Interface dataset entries

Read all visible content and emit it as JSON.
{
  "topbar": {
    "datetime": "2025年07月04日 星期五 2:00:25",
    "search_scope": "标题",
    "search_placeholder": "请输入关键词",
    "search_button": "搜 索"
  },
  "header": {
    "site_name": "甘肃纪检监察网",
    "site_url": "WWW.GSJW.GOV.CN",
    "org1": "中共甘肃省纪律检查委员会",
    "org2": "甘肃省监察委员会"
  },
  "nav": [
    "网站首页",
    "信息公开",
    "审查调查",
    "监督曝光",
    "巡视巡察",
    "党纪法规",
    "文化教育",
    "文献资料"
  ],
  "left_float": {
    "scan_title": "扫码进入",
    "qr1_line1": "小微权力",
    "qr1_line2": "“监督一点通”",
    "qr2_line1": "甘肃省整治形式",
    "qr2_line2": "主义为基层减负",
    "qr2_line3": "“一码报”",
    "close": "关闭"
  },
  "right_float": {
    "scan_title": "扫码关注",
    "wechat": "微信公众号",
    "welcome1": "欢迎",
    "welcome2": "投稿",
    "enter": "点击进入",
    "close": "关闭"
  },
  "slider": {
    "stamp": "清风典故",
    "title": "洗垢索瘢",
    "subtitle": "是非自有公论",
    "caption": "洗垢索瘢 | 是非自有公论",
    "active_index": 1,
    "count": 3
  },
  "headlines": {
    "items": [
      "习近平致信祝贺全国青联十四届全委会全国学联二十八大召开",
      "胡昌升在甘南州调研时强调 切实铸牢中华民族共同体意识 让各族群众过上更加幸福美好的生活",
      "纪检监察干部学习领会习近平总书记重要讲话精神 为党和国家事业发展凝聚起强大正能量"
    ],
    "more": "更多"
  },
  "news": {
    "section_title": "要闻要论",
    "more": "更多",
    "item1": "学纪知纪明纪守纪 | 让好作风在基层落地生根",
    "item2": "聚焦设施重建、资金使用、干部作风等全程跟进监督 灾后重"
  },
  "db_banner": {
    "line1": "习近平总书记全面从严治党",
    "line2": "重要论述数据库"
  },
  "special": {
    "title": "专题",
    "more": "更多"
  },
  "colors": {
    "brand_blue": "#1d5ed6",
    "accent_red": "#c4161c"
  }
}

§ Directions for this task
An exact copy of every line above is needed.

§ The completed task
Read all visible content and emit it as JSON.
{
  "topbar": {
    "datetime": "2025年07月04日 星期五 2:00:25",
    "search_scope": "标题",
    "search_placeholder": "请输入关键词",
    "search_button": "搜 索"
  },
  "header": {
    "site_name": "甘肃纪检监察网",
    "site_url": "WWW.GSJW.GOV.CN",
    "org1": "中共甘肃省纪律检查委员会",
    "org2": "甘肃省监察委员会"
  },
  "nav": [
    "网站首页",
    "信息公开",
    "审查调查",
    "监督曝光",
    "巡视巡察",
    "党纪法规",
    "文化教育",
    "文献资料"
  ],
  "left_float": {
    "scan_title": "扫码进入",
    "qr1_line1": "小微权力",
    "qr1_line2": "“监督一点通”",
    "qr2_line1": "甘肃省整治形式",
    "qr2_line2": "主义为基层减负",
    "qr2_line3": "“一码报”",
    "close": "关闭"
  },
  "right_float": {
    "scan_title": "扫码关注",
    "wechat": "微信公众号",
    "welcome1": "欢迎",
    "welcome2": "投稿",
    "enter": "点击进入",
    "close": "关闭"
  },
  "slider": {
    "stamp": "清风典故",
    "title": "洗垢索瘢",
    "subtitle": "是非自有公论",
    "caption": "洗垢索瘢 | 是非自有公论",
    "active_index": 1,
    "count": 3
  },
  "headlines": {
    "items": [
      "习近平致信祝贺全国青联十四届全委会全国学联二十八大召开",
      "胡昌升在甘南州调研时强调 切实铸牢中华民族共同体意识 让各族群众过上更加幸福美好的生活",
      "纪检监察干部学习领会习近平总书记重要讲话精神 为党和国家事业发展凝聚起强大正能量"
    ],
    "more": "更多"
  },
  "news": {
    "section_title": "要闻要论",
    "more": "更多",
    "item1": "学纪知纪明纪守纪 | 让好作风在基层落地生根",
    "item2": "聚焦设施重建、资金使用、干部作风等全程跟进监督 灾后重"
  },
  "db_banner": {
    "line1": "习近平总书记全面从严治党",
    "line2": "重要论述数据库"
  },
  "special": {
    "title": "专题",
    "more": "更多"
  },
  "colors": {
    "brand_blue": "#1d5ed6",
    "accent_red": "#c4161c"
  }
}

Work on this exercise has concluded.